### What is being asked
Print the listing below word for word, but drop any pictures it contains.

### Dataset records
☆ ☆ ☆

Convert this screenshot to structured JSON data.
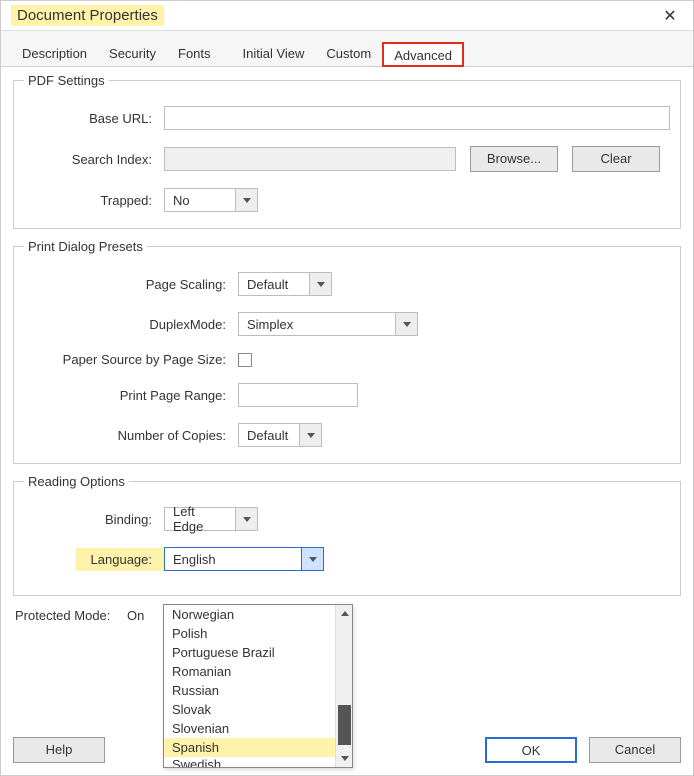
{
  "window": {
    "title": "Document Properties"
  },
  "tabs": {
    "t0": "Description",
    "t1": "Security",
    "t2": "Fonts",
    "t3": "Initial View",
    "t4": "Custom",
    "t5": "Advanced"
  },
  "pdf": {
    "legend": "PDF Settings",
    "base_url_label": "Base URL:",
    "base_url_value": "",
    "search_index_label": "Search Index:",
    "search_index_value": "",
    "browse_label": "Browse...",
    "clear_label": "Clear",
    "trapped_label": "Trapped:",
    "trapped_value": "No"
  },
  "print": {
    "legend": "Print Dialog Presets",
    "page_scaling_label": "Page Scaling:",
    "page_scaling_value": "Default",
    "duplex_label": "DuplexMode:",
    "duplex_value": "Simplex",
    "paper_source_label": "Paper Source by Page Size:",
    "print_range_label": "Print Page Range:",
    "print_range_value": "",
    "copies_label": "Number of Copies:",
    "copies_value": "Default"
  },
  "read": {
    "legend": "Reading Options",
    "binding_label": "Binding:",
    "binding_value": "Left Edge",
    "language_label": "Language:",
    "language_value": "English",
    "language_options": {
      "o0": "Norwegian",
      "o1": "Polish",
      "o2": "Portuguese Brazil",
      "o3": "Romanian",
      "o4": "Russian",
      "o5": "Slovak",
      "o6": "Slovenian",
      "o7": "Spanish",
      "o8": "Swedish"
    }
  },
  "protected": {
    "label": "Protected Mode:",
    "value": "On"
  },
  "footer": {
    "help": "Help",
    "ok": "OK",
    "cancel": "Cancel"
  }
}
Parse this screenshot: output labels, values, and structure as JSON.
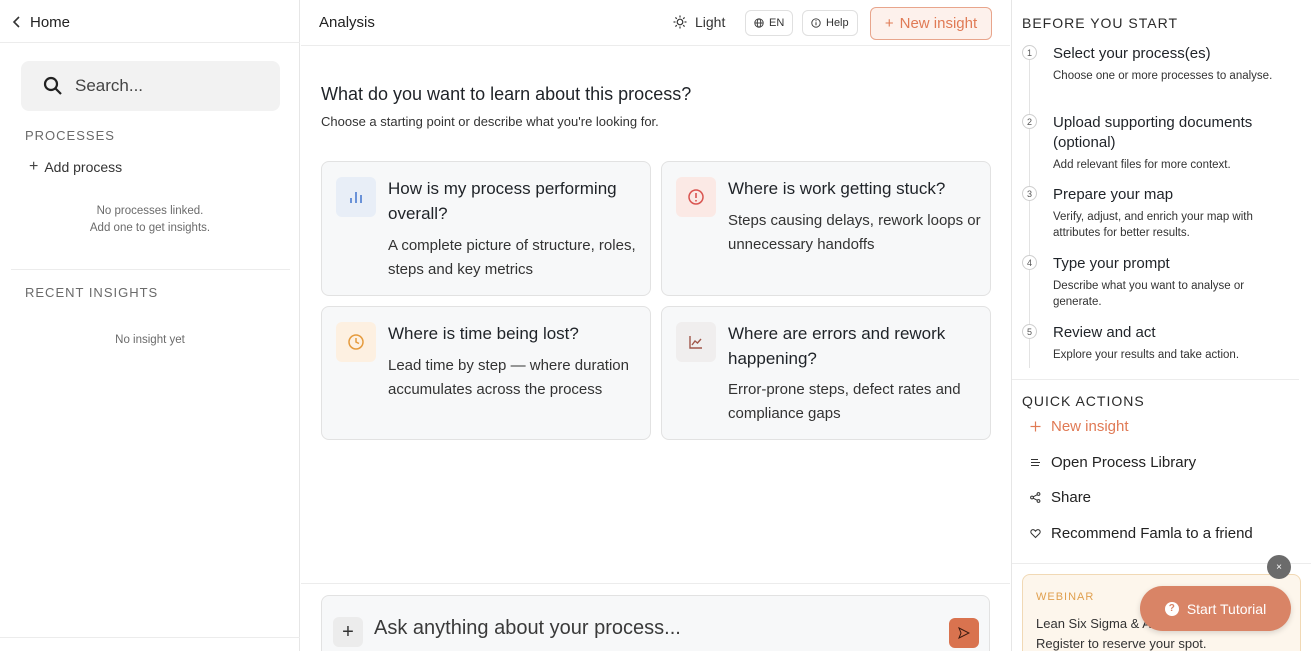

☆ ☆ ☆

### Final answer
Convert this screenshot to structured JSON data.
{
  "window": {
    "title": "Document Properties"
  },
  "tabs": {
    "t0": "Description",
    "t1": "Security",
    "t2": "Fonts",
    "t3": "Initial View",
    "t4": "Custom",
    "t5": "Advanced"
  },
  "pdf": {
    "legend": "PDF Settings",
    "base_url_label": "Base URL:",
    "base_url_value": "",
    "search_index_label": "Search Index:",
    "search_index_value": "",
    "browse_label": "Browse...",
    "clear_label": "Clear",
    "trapped_label": "Trapped:",
    "trapped_value": "No"
  },
  "print": {
    "legend": "Print Dialog Presets",
    "page_scaling_label": "Page Scaling:",
    "page_scaling_value": "Default",
    "duplex_label": "DuplexMode:",
    "duplex_value": "Simplex",
    "paper_source_label": "Paper Source by Page Size:",
    "print_range_label": "Print Page Range:",
    "print_range_value": "",
    "copies_label": "Number of Copies:",
    "copies_value": "Default"
  },
  "read": {
    "legend": "Reading Options",
    "binding_label": "Binding:",
    "binding_value": "Left Edge",
    "language_label": "Language:",
    "language_value": "English",
    "language_options": {
      "o0": "Norwegian",
      "o1": "Polish",
      "o2": "Portuguese Brazil",
      "o3": "Romanian",
      "o4": "Russian",
      "o5": "Slovak",
      "o6": "Slovenian",
      "o7": "Spanish",
      "o8": "Swedish"
    }
  },
  "protected": {
    "label": "Protected Mode:",
    "value": "On"
  },
  "footer": {
    "help": "Help",
    "ok": "OK",
    "cancel": "Cancel"
  }
}
Parse this screenshot: output labels, values, and structure as JSON.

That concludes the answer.